iptables -t nat -A OUTPUT  -p tcp --dport 80 -j REDIRECT --to-port <port_to_contact_redsocks>
iptables -t nat -A OUTPUT  -p tcp --dport 443 -j REDIRECT --to-port <port_to_contact_redsocks>

Traffic is now redirected to the port which is the one Redsock is listening on.

Now all traffic sent to port 80 or 443 will go through our proxy.

If you want to change the proxy on the fly you can use python. Here is an example:

import requests
import os
from urllib.parse import parse_qs

# Here we have a pattern that we are going to fill with the information needed.
redsocks_pattern = 'base {\n log_debug = off;\n log_info = on;\n log = "file:/var/log/redsocks.log";\n daemon = on;\n user = redsocks;\n group = redsocks;\n redirector = iptables;\n}\nredsocks {\n local_ip =;\n local_port = 12345;\n ip = "%s";\n port = 3129;\n login = "username";\n password = "password";\n type = socks5;\n}\n'

def renew_ip():
    print("Renewing IP")
    # First kill redsocks rules in case you need to query a proxy api that uses IP as identifier (For example DSLroot)
        "sudo iptables -t nat -D OUTPUT  -p tcp --dport 80 -j REDIRECT --to-port 12345"
        "sudo iptables -t nat -D OUTPUT  -p tcp --dport 443 -j REDIRECT --to-port 12345"

    s = requests.Session()

    # Get the IP of the proxy, you can for example use environment variable, here, is code for DSLroot renew.
    l =
        data={"password": "password"},
    r = s.get(
    f = s.get("")

        ip = parse_qs(f.content)[b"ADSLIP"][0]
    except KeyError:
        ip = parse_qs(f.content)[b"ADSLIP[1]"][0]

    # Add redsocks rules back:
        "sudo iptables -t nat -A OUTPUT  -p tcp --dport 80 -j REDIRECT --to-port 12345"
        "sudo iptables -t nat -A OUTPUT  -p tcp --dport 443 -j REDIRECT --to-port 12345"

    # Now we rewrite the redsocks file and we restart it.
    redsocks_pattern_filled = redsocks_pattern % ip.decode("utf-8")
    with open("/etc/redsocks.conf", "w+") as redsocks_file:
    os.system("sudo killall redsocks")
    os.system("sudo redsocks")
    # We display the new ip just to be sure :)

You need to change the part where we get the IP configuration.

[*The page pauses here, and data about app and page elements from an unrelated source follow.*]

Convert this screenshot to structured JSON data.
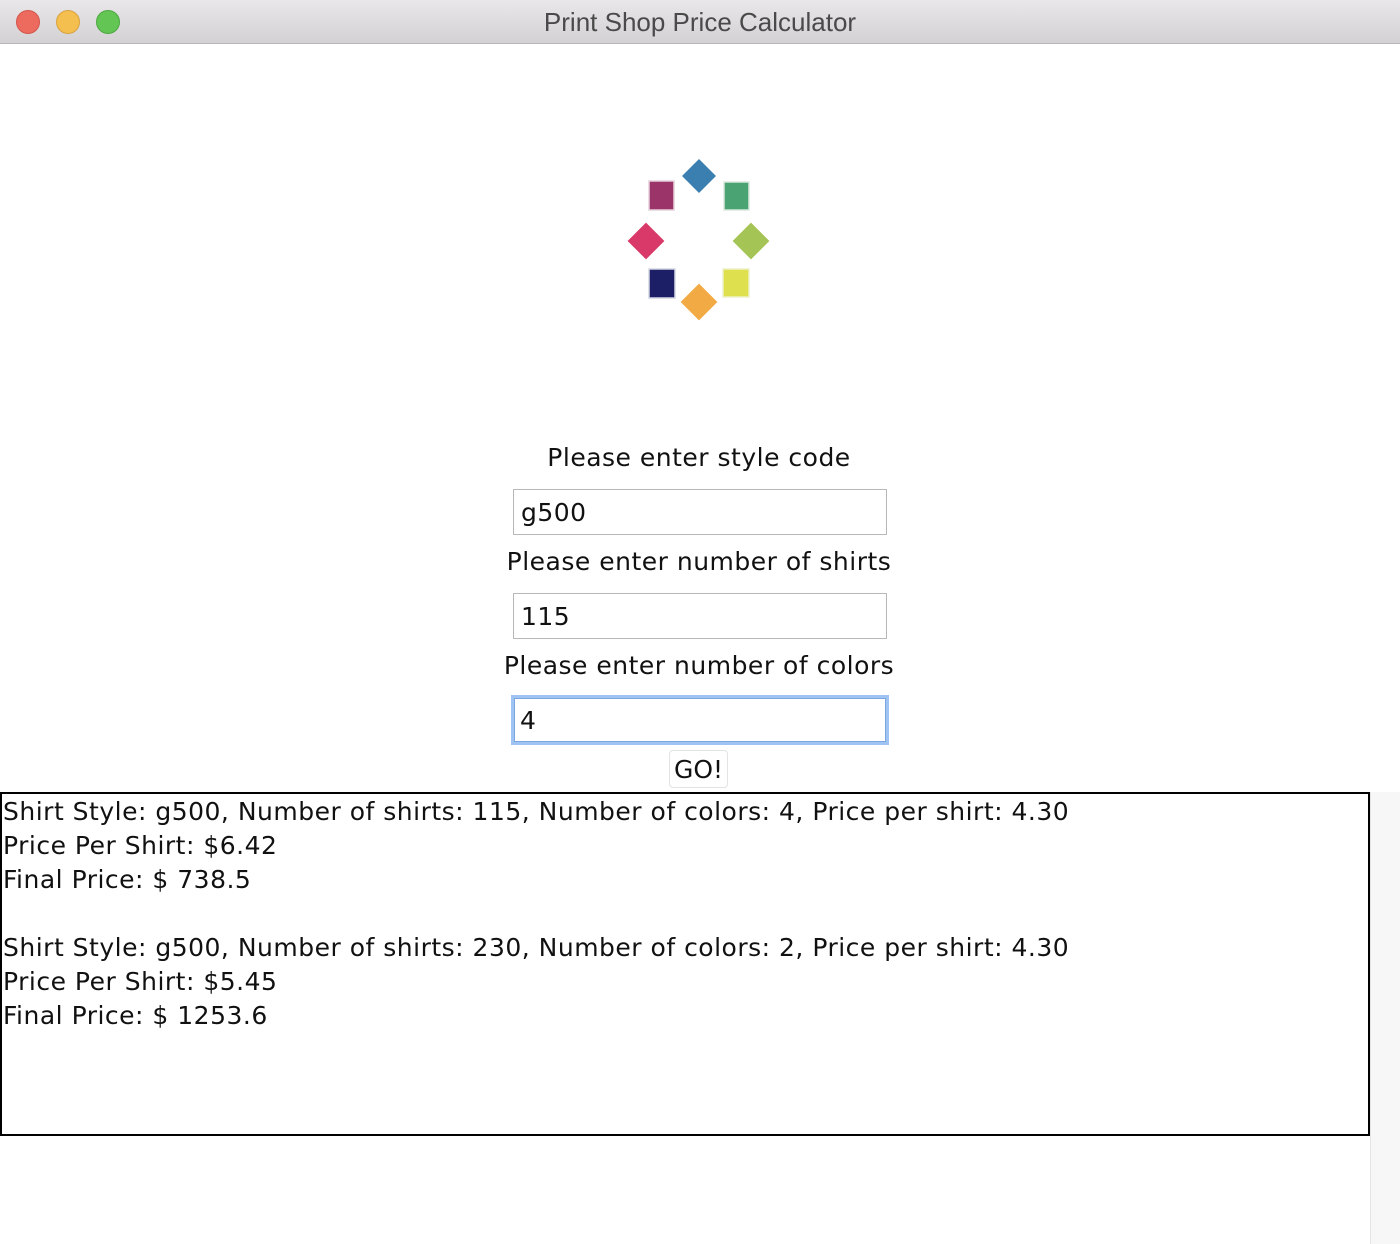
{
  "window": {
    "title": "Print Shop Price Calculator"
  },
  "logo": {
    "name": "print-shop-logo",
    "colors": [
      "#3a7fb0",
      "#4aa372",
      "#a5c456",
      "#dfe04e",
      "#f2aa45",
      "#1c1f66",
      "#d83968",
      "#9b3469"
    ]
  },
  "form": {
    "style_label": "Please enter style code",
    "style_value": "g500",
    "shirts_label": "Please enter number of shirts",
    "shirts_value": "115",
    "colors_label": "Please enter number of colors",
    "colors_value": "4",
    "go_label": "GO!"
  },
  "output": {
    "lines": [
      "Shirt Style: g500, Number of shirts: 115, Number of colors: 4, Price per shirt: 4.30",
      "Price Per Shirt: $6.42",
      "Final Price: $ 738.5",
      "",
      "Shirt Style: g500, Number of shirts: 230, Number of colors: 2, Price per shirt: 4.30",
      "Price Per Shirt: $5.45",
      "Final Price: $ 1253.6"
    ]
  }
}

You can use an environment variable, query a server, rotate with IPs in a file. You are free.

I have searched for quite long good residential proxies, and this solution works for many of them, DSLroot, DSLrental, Luminati, and more.

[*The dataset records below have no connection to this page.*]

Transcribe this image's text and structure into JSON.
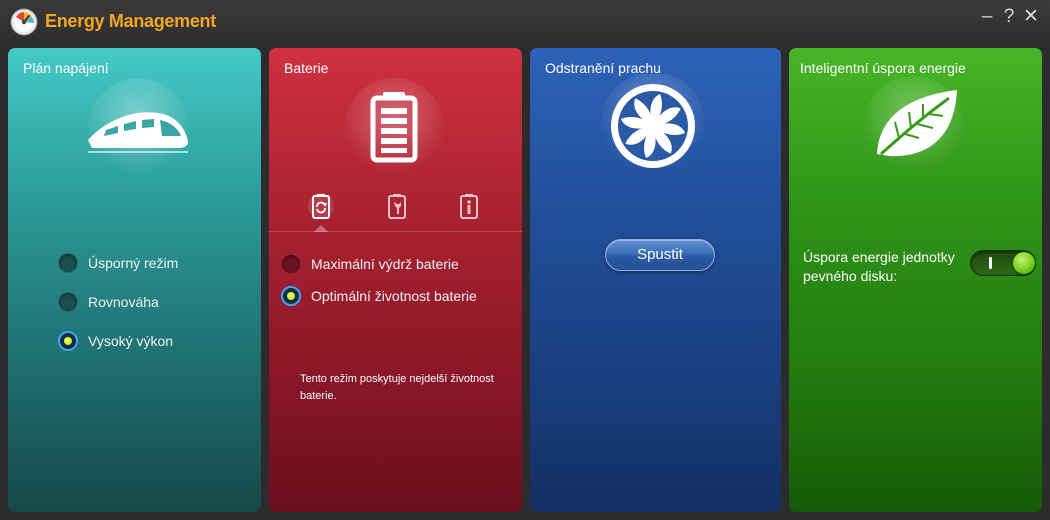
{
  "window": {
    "title": "Energy Management",
    "controls": {
      "minimize": "–",
      "help": "?",
      "close": "✕"
    }
  },
  "panels": {
    "power_plan": {
      "title": "Plán napájení",
      "icon": "train-icon",
      "options": [
        {
          "label": "Úsporný režim",
          "selected": false
        },
        {
          "label": "Rovnováha",
          "selected": false
        },
        {
          "label": "Vysoký výkon",
          "selected": true
        }
      ]
    },
    "battery": {
      "title": "Baterie",
      "icon": "battery-icon",
      "tabs": [
        "battery-refresh-icon",
        "battery-wrench-icon",
        "battery-info-icon"
      ],
      "options": [
        {
          "label": "Maximální výdrž baterie",
          "selected": false
        },
        {
          "label": "Optimální životnost baterie",
          "selected": true
        }
      ],
      "description": "Tento režim poskytuje nejdelší životnost baterie."
    },
    "dust_removal": {
      "title": "Odstranění prachu",
      "icon": "fan-icon",
      "start_label": "Spustit"
    },
    "smart_saving": {
      "title": "Inteligentní úspora energie",
      "icon": "leaf-icon",
      "hdd_label": "Úspora energie jednotky pevného disku:",
      "hdd_toggle_on": true
    }
  },
  "colors": {
    "title_accent": "#f5a623",
    "teal": "#2a9896",
    "red": "#ab2231",
    "blue": "#21509b",
    "green": "#2e9318"
  }
}
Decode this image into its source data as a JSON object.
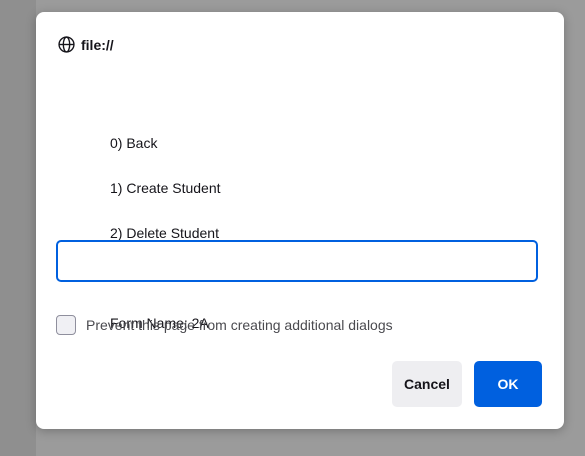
{
  "dialog": {
    "origin": "file://",
    "origin_icon": "globe-icon",
    "message_lines": [
      "0) Back",
      "1) Create Student",
      "2) Delete Student",
      "----------------------",
      "Form Name: 2A"
    ],
    "input_value": "",
    "checkbox_label": "Prevent this page from creating additional dialogs",
    "checkbox_checked": false,
    "cancel_label": "Cancel",
    "ok_label": "OK"
  },
  "colors": {
    "accent": "#0060df",
    "backdrop": "#9b9b9b"
  }
}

At this point, you have a configuration that will redirect any outgoing HTTP/HTTPS traffic through a proxy. You can run as many containers as you wish and therefore reduce your infrastructure costs.

If you have any comment or question, please let them below. Don't hesitate to share.

By PXke
the 09/01/2020 tags: Linux, Docker, Redsocks, Proxy, Updated: 09/01/2020